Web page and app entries
______

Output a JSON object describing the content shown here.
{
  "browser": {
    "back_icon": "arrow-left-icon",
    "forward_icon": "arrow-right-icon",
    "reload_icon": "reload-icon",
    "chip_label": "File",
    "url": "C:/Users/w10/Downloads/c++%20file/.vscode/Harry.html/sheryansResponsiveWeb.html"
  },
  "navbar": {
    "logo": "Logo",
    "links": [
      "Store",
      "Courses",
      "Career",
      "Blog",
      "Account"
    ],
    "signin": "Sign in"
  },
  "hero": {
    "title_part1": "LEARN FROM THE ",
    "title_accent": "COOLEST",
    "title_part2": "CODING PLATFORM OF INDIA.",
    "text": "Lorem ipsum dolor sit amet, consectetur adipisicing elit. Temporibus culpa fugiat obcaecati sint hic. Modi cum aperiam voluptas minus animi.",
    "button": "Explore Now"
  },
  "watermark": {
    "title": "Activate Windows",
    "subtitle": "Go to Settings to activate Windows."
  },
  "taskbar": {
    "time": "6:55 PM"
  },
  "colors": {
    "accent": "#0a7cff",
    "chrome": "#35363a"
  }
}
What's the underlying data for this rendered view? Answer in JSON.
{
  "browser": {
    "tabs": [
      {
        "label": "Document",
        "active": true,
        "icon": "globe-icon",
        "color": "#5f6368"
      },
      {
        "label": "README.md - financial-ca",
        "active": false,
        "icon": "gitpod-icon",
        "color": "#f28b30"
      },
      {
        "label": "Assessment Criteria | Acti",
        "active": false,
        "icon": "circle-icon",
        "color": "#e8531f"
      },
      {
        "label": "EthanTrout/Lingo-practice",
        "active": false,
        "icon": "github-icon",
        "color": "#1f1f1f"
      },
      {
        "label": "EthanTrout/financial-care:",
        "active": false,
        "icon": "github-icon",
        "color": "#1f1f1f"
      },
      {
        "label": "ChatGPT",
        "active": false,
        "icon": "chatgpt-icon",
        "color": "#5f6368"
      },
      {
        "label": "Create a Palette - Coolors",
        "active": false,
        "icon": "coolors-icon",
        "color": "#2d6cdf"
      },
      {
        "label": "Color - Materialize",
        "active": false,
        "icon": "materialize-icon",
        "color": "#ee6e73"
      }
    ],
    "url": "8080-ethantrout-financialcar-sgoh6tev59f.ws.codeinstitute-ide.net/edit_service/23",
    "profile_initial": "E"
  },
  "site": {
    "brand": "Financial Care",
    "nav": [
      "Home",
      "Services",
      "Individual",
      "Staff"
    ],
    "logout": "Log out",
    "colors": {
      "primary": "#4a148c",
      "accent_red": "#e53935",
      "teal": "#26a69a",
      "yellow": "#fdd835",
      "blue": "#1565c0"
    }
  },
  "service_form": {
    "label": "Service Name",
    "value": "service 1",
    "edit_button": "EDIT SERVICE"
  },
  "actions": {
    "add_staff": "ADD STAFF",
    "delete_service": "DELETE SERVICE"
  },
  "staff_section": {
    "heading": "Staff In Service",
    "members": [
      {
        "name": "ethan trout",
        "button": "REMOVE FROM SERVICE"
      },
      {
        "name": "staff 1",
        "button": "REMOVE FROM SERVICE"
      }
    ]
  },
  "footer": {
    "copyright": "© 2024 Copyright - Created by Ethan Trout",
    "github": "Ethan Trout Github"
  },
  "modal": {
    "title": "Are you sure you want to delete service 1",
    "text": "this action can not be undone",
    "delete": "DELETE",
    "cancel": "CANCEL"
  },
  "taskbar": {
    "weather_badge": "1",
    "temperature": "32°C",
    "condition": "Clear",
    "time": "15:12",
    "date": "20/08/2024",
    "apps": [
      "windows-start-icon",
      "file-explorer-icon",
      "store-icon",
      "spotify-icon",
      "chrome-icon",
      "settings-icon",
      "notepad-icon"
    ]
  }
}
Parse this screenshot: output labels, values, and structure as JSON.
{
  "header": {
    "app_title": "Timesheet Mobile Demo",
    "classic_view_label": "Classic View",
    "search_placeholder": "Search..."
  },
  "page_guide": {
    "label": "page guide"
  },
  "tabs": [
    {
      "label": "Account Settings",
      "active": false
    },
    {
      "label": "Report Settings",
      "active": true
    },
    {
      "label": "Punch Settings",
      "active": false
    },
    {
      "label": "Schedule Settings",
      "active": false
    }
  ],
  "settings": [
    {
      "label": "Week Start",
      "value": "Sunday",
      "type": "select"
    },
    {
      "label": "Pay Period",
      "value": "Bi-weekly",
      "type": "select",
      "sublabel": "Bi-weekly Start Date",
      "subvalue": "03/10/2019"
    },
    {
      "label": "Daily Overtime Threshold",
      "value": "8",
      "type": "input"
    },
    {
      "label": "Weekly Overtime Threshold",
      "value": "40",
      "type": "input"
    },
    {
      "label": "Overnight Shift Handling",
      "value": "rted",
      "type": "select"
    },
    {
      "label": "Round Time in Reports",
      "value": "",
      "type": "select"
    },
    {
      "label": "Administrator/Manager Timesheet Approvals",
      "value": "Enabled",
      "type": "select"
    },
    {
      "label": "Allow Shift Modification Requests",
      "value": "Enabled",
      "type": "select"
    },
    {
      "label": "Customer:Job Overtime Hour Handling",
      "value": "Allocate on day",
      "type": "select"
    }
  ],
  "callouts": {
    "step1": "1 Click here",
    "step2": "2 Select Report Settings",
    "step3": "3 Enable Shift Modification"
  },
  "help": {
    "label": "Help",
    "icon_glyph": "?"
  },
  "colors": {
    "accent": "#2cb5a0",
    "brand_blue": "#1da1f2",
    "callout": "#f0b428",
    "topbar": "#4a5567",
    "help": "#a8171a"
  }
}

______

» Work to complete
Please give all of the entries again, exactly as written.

» Answer section
Output a JSON object describing the content shown here.
{
  "browser": {
    "back_icon": "arrow-left-icon",
    "forward_icon": "arrow-right-icon",
    "reload_icon": "reload-icon",
    "chip_label": "File",
    "url": "C:/Users/w10/Downloads/c++%20file/.vscode/Harry.html/sheryansResponsiveWeb.html"
  },
  "navbar": {
    "logo": "Logo",
    "links": [
      "Store",
      "Courses",
      "Career",
      "Blog",
      "Account"
    ],
    "signin": "Sign in"
  },
  "hero": {
    "title_part1": "LEARN FROM THE ",
    "title_accent": "COOLEST",
    "title_part2": "CODING PLATFORM OF INDIA.",
    "text": "Lorem ipsum dolor sit amet, consectetur adipisicing elit. Temporibus culpa fugiat obcaecati sint hic. Modi cum aperiam voluptas minus animi.",
    "button": "Explore Now"
  },
  "watermark": {
    "title": "Activate Windows",
    "subtitle": "Go to Settings to activate Windows."
  },
  "taskbar": {
    "time": "6:55 PM"
  },
  "colors": {
    "accent": "#0a7cff",
    "chrome": "#35363a"
  }
}
What's the underlying data for this rendered view? Answer in JSON.
{
  "browser": {
    "tabs": [
      {
        "label": "Document",
        "active": true,
        "icon": "globe-icon",
        "color": "#5f6368"
      },
      {
        "label": "README.md - financial-ca",
        "active": false,
        "icon": "gitpod-icon",
        "color": "#f28b30"
      },
      {
        "label": "Assessment Criteria | Acti",
        "active": false,
        "icon": "circle-icon",
        "color": "#e8531f"
      },
      {
        "label": "EthanTrout/Lingo-practice",
        "active": false,
        "icon": "github-icon",
        "color": "#1f1f1f"
      },
      {
        "label": "EthanTrout/financial-care:",
        "active": false,
        "icon": "github-icon",
        "color": "#1f1f1f"
      },
      {
        "label": "ChatGPT",
        "active": false,
        "icon": "chatgpt-icon",
        "color": "#5f6368"
      },
      {
        "label": "Create a Palette - Coolors",
        "active": false,
        "icon": "coolors-icon",
        "color": "#2d6cdf"
      },
      {
        "label": "Color - Materialize",
        "active": false,
        "icon": "materialize-icon",
        "color": "#ee6e73"
      }
    ],
    "url": "8080-ethantrout-financialcar-sgoh6tev59f.ws.codeinstitute-ide.net/edit_service/23",
    "profile_initial": "E"
  },
  "site": {
    "brand": "Financial Care",
    "nav": [
      "Home",
      "Services",
      "Individual",
      "Staff"
    ],
    "logout": "Log out",
    "colors": {
      "primary": "#4a148c",
      "accent_red": "#e53935",
      "teal": "#26a69a",
      "yellow": "#fdd835",
      "blue": "#1565c0"
    }
  },
  "service_form": {
    "label": "Service Name",
    "value": "service 1",
    "edit_button": "EDIT SERVICE"
  },
  "actions": {
    "add_staff": "ADD STAFF",
    "delete_service": "DELETE SERVICE"
  },
  "staff_section": {
    "heading": "Staff In Service",
    "members": [
      {
        "name": "ethan trout",
        "button": "REMOVE FROM SERVICE"
      },
      {
        "name": "staff 1",
        "button": "REMOVE FROM SERVICE"
      }
    ]
  },
  "footer": {
    "copyright": "© 2024 Copyright - Created by Ethan Trout",
    "github": "Ethan Trout Github"
  },
  "modal": {
    "title": "Are you sure you want to delete service 1",
    "text": "this action can not be undone",
    "delete": "DELETE",
    "cancel": "CANCEL"
  },
  "taskbar": {
    "weather_badge": "1",
    "temperature": "32°C",
    "condition": "Clear",
    "time": "15:12",
    "date": "20/08/2024",
    "apps": [
      "windows-start-icon",
      "file-explorer-icon",
      "store-icon",
      "spotify-icon",
      "chrome-icon",
      "settings-icon",
      "notepad-icon"
    ]
  }
}
Parse this screenshot: output labels, values, and structure as JSON.
{
  "header": {
    "app_title": "Timesheet Mobile Demo",
    "classic_view_label": "Classic View",
    "search_placeholder": "Search..."
  },
  "page_guide": {
    "label": "page guide"
  },
  "tabs": [
    {
      "label": "Account Settings",
      "active": false
    },
    {
      "label": "Report Settings",
      "active": true
    },
    {
      "label": "Punch Settings",
      "active": false
    },
    {
      "label": "Schedule Settings",
      "active": false
    }
  ],
  "settings": [
    {
      "label": "Week Start",
      "value": "Sunday",
      "type": "select"
    },
    {
      "label": "Pay Period",
      "value": "Bi-weekly",
      "type": "select",
      "sublabel": "Bi-weekly Start Date",
      "subvalue": "03/10/2019"
    },
    {
      "label": "Daily Overtime Threshold",
      "value": "8",
      "type": "input"
    },
    {
      "label": "Weekly Overtime Threshold",
      "value": "40",
      "type": "input"
    },
    {
      "label": "Overnight Shift Handling",
      "value": "rted",
      "type": "select"
    },
    {
      "label": "Round Time in Reports",
      "value": "",
      "type": "select"
    },
    {
      "label": "Administrator/Manager Timesheet Approvals",
      "value": "Enabled",
      "type": "select"
    },
    {
      "label": "Allow Shift Modification Requests",
      "value": "Enabled",
      "type": "select"
    },
    {
      "label": "Customer:Job Overtime Hour Handling",
      "value": "Allocate on day",
      "type": "select"
    }
  ],
  "callouts": {
    "step1": "1 Click here",
    "step2": "2 Select Report Settings",
    "step3": "3 Enable Shift Modification"
  },
  "help": {
    "label": "Help",
    "icon_glyph": "?"
  },
  "colors": {
    "accent": "#2cb5a0",
    "brand_blue": "#1da1f2",
    "callout": "#f0b428",
    "topbar": "#4a5567",
    "help": "#a8171a"
  }
}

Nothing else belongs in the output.